**What is being asked**
Pick out each line of the records in which the word "name" appears.

[Entries taken from a collection]
----

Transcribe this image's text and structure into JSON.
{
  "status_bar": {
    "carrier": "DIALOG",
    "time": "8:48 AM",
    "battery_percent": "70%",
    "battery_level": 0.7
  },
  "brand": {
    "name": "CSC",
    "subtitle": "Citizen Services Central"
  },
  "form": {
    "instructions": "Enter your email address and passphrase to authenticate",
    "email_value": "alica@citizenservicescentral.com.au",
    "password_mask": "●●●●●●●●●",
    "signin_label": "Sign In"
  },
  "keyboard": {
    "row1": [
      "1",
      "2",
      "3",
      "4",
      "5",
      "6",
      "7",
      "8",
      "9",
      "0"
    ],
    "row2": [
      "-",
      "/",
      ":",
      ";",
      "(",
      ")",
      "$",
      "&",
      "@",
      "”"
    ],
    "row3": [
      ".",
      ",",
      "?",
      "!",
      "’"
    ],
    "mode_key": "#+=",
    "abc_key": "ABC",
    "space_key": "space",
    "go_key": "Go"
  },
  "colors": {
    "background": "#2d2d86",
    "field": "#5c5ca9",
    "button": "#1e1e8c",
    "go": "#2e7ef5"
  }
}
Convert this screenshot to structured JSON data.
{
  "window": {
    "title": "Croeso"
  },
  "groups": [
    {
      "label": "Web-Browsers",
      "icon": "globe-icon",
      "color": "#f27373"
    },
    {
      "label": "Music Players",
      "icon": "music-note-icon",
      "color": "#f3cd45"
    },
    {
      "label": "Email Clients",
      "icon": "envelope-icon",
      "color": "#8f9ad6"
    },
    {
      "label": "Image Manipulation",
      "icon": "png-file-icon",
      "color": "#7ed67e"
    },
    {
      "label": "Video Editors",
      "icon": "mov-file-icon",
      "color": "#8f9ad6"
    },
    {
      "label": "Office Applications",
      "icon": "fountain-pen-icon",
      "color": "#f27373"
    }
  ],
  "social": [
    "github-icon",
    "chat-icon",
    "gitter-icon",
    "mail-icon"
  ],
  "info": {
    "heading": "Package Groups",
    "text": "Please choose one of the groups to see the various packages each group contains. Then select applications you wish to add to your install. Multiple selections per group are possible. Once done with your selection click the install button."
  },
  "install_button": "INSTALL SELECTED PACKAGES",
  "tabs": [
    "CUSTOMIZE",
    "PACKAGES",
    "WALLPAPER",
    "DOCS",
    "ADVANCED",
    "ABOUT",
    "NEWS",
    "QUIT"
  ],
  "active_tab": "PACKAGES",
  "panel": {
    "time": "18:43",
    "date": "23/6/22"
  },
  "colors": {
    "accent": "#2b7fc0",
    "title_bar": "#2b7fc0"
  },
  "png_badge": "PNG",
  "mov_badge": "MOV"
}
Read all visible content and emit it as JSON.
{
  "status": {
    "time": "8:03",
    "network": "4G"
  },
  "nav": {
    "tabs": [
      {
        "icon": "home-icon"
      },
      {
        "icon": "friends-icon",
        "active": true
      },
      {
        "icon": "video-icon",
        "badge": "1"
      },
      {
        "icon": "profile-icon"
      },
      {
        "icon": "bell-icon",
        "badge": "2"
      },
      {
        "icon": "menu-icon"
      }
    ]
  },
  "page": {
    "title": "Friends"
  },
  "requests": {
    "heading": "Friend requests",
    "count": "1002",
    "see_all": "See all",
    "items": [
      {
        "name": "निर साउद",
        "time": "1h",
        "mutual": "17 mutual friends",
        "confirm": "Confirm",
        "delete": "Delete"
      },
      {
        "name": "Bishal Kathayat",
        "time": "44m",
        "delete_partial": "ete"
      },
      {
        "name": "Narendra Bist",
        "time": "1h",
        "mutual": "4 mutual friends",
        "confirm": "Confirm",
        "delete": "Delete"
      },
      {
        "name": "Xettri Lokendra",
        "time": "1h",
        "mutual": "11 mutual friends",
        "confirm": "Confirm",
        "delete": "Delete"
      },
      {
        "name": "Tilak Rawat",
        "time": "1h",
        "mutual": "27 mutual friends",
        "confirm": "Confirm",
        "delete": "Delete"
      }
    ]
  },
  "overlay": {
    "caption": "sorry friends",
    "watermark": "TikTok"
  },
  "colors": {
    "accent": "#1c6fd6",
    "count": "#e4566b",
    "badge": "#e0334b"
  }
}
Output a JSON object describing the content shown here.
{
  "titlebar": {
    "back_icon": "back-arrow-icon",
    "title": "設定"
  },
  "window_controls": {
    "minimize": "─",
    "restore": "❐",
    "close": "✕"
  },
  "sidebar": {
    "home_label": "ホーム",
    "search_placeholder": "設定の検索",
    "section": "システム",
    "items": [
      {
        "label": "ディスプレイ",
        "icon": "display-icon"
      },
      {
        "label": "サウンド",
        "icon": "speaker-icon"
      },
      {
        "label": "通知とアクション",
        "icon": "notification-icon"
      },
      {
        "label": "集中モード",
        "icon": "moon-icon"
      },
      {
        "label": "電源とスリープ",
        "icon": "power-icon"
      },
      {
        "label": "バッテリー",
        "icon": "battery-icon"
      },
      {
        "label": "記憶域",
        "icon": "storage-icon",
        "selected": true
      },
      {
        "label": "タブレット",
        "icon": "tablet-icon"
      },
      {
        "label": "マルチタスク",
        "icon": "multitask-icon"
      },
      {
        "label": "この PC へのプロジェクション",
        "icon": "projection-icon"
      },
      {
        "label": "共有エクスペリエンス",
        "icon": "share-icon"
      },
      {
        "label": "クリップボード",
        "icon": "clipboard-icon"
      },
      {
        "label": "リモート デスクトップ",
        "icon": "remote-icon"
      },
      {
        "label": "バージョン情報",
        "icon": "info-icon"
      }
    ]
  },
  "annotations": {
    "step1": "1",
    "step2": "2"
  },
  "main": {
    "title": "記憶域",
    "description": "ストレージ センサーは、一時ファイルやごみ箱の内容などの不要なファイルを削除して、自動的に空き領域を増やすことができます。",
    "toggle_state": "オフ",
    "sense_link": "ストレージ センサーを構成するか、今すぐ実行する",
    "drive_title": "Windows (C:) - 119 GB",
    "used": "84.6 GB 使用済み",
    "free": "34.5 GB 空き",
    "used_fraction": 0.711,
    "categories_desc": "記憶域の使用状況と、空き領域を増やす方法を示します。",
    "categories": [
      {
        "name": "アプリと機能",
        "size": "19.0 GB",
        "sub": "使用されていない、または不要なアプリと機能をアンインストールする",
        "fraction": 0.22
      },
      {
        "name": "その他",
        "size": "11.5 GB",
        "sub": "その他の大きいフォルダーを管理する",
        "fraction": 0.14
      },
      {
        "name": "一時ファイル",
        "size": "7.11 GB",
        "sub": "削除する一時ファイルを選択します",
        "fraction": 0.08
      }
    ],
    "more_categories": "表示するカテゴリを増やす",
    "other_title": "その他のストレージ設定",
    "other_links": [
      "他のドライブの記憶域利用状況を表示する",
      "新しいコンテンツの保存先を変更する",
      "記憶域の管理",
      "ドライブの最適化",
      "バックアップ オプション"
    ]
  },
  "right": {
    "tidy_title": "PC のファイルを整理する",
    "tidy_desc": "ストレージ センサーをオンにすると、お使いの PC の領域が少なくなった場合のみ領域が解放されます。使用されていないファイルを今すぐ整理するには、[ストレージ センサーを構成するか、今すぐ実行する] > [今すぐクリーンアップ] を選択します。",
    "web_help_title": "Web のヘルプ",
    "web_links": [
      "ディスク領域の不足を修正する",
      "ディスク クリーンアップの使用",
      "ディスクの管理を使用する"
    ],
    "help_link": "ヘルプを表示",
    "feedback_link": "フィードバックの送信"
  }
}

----

**Result of this exercise**
    "name": "CSC",
        "name": "निर साउद",
        "name": "Bishal Kathayat",
        "name": "Narendra Bist",
        "name": "Xettri Lokendra",
        "name": "Tilak Rawat",
        "name": "アプリと機能",
        "name": "その他",
        "name": "一時ファイル",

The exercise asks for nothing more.